pages, there exist only a few half-civilized beings of the
Oneidas, on the reservations of their people in New York.
The rest have disappeared, either from the regions in which
their fathers dwelt, or altogether from the earth.

There is one point on which we would wish to say a word
before closing this preface. Hawkeye calls the Lac du Saint
Sacrement, the "Horican." As we believe this to be an
appropriation of the name that has its origin with
ourselves, the time has arrived, perhaps, when the fact
should be frankly admitted. While writing this book, fully
a quarter of a century since, it occurred to us that the
French name of this lake was too complicated, the American
too commonplace, and the Indian too unpronounceable, for
either to be used familiarly in a work of fiction. Looking
over an ancient map, it was ascertained that a tribe of
Indians, called "Les Horicans" by the French, existed in the
neighborhood of this beautiful sheet of water. As every
word uttered by Natty Bumppo was not to be received as rigid
truth, we took the liberty of putting the "Horican" into his
mouth, as the substitute for "Lake George." The name has
appeared to find favor, and all things considered, it may
possibly be quite as well to let it stand, instead of going
back to the House of Hanover for the appellation of our
finest sheet of water. We relieve our conscience by the
confession, at all events leaving it to exercise its
authority as it may see fit.

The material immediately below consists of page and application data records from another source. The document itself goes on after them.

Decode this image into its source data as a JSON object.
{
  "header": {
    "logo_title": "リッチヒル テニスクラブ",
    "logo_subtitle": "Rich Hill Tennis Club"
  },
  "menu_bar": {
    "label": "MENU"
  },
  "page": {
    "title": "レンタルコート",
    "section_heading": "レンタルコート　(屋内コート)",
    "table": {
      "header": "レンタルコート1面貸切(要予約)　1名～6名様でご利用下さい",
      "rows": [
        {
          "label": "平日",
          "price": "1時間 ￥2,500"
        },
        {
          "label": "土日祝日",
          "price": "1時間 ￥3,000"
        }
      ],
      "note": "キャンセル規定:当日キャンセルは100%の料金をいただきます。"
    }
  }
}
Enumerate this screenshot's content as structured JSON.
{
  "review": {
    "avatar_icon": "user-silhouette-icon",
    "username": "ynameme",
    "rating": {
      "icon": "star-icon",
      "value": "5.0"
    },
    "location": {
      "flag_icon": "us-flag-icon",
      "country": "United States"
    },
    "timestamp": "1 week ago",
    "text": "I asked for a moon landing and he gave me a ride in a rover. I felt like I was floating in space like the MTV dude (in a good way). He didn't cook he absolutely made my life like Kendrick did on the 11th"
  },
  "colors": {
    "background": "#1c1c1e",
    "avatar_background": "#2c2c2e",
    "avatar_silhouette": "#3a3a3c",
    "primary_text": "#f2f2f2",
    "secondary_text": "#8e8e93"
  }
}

Top of Page

< BACK    NEXT >

| Home | Reading Room The Last of the Mohicans




Why not spread the word about Together We Teach?
Simply copy & paste our home page link below into your emails... 

Want the Together We Teach link to place on your website?
Copy & paste either home page link on your webpage...
Together We Teach 





Use these free website tools below for a more powerful experience at Together We Teach!

****Google™ search****

For a more specific search, try using quotation marks around phrases (ex. "You are what you read")


*** Google Translate™ translation service ***

 Translate text:


  Translate a web page:

****What's the Definition?****
(Simply insert the word you want to lookup)

 Search:   for   

S D Glass Enterprises

Privacy Policy

Warner Robins, GA, USA